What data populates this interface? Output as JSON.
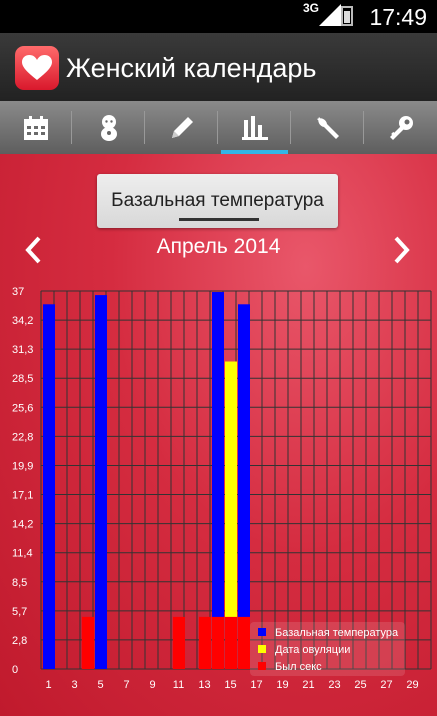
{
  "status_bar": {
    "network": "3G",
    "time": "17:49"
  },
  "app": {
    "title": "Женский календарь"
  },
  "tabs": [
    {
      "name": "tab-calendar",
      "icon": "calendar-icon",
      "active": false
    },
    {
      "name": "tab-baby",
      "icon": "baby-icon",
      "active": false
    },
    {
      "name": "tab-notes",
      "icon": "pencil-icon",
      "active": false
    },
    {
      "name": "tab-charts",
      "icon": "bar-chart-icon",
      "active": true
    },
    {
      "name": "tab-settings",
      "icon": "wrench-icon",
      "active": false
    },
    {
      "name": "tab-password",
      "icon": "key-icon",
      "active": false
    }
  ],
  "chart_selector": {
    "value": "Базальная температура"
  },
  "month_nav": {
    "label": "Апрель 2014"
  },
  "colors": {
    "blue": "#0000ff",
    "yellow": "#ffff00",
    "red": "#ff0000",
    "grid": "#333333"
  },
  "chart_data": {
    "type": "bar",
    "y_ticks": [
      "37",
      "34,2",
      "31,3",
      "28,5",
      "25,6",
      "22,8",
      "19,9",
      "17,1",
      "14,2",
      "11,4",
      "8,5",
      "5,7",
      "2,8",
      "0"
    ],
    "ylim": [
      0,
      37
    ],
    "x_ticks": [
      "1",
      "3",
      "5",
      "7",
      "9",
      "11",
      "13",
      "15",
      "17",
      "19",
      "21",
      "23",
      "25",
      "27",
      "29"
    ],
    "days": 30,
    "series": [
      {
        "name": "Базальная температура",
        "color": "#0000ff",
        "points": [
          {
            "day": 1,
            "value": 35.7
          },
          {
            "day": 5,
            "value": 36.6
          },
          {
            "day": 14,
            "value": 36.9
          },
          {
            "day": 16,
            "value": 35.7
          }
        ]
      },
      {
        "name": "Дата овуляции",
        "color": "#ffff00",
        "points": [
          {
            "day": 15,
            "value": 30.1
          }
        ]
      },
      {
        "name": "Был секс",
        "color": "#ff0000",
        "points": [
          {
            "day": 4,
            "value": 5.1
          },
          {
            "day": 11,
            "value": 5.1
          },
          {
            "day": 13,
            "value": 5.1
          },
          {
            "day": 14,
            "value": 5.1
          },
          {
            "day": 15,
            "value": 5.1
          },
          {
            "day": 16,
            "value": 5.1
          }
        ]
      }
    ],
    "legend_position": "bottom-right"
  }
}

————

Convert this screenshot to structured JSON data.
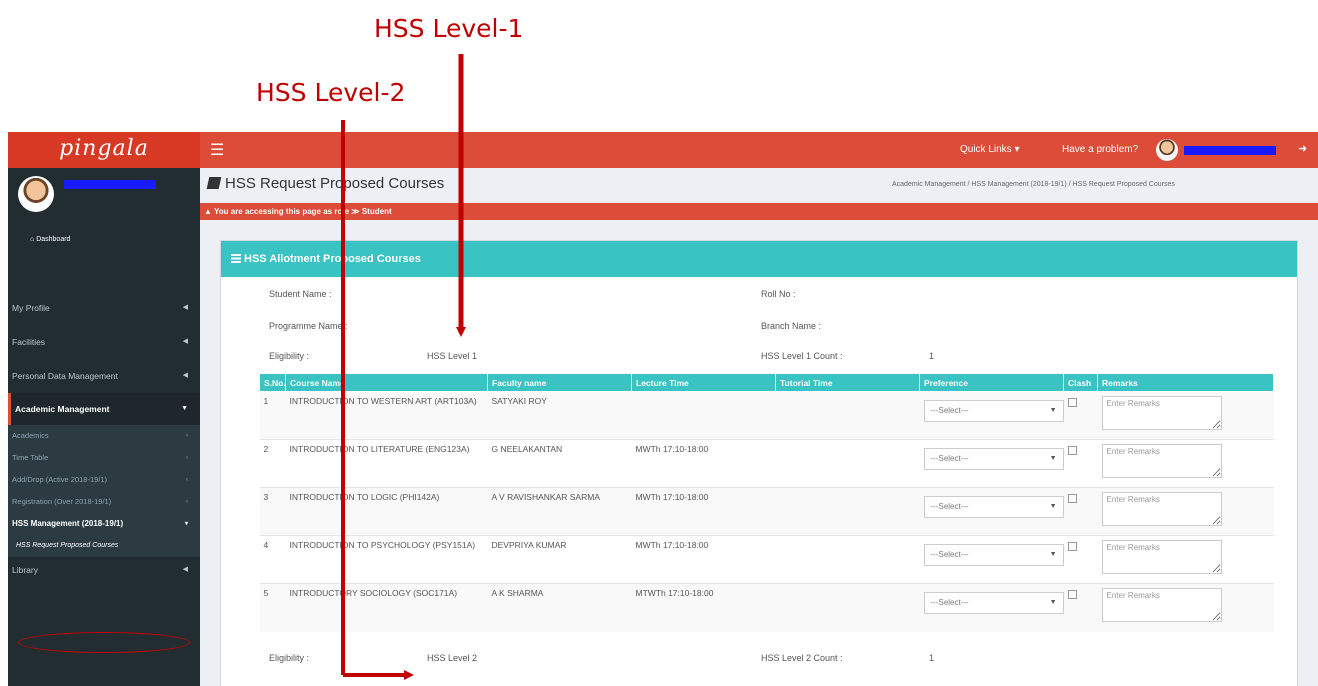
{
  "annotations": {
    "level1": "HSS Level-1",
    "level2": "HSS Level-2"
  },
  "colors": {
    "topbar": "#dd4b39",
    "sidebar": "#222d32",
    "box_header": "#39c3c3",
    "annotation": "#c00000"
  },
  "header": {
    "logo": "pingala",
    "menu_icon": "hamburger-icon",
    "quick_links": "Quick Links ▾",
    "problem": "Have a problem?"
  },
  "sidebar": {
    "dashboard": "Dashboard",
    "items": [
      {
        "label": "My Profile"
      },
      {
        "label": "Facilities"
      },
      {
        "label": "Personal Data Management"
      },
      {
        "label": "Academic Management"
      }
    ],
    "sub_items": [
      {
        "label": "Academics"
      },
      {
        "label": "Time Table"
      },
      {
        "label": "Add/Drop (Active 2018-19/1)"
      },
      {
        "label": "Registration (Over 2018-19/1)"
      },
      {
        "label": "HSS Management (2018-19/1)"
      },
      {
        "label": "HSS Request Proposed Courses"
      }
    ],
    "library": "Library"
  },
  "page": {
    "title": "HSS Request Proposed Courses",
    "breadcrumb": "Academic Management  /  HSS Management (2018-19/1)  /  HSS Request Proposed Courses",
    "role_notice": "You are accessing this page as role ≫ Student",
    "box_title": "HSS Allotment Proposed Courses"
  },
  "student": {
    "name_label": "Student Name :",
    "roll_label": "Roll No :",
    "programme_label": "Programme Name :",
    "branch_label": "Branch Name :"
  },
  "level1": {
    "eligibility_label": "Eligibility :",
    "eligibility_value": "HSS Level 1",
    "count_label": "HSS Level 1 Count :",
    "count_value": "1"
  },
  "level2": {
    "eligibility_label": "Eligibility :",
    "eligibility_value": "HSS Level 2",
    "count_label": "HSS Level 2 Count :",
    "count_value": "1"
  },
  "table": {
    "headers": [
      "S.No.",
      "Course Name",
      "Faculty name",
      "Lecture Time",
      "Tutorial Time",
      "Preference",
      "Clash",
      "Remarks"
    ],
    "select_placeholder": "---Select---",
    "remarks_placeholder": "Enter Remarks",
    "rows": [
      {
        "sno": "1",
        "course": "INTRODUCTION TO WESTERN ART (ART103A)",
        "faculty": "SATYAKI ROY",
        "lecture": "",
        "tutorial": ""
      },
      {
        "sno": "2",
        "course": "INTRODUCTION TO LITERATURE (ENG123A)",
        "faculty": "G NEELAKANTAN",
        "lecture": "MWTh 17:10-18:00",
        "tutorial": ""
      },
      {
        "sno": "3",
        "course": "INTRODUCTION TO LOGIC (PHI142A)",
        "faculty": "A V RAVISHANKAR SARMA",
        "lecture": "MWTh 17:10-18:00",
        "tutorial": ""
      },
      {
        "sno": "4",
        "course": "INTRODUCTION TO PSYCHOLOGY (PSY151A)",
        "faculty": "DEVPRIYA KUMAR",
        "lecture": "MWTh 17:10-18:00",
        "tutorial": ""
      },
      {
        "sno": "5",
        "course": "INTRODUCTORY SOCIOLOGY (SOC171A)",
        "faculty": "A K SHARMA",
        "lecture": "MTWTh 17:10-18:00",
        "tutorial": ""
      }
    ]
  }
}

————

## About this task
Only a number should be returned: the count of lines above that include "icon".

## Response area
7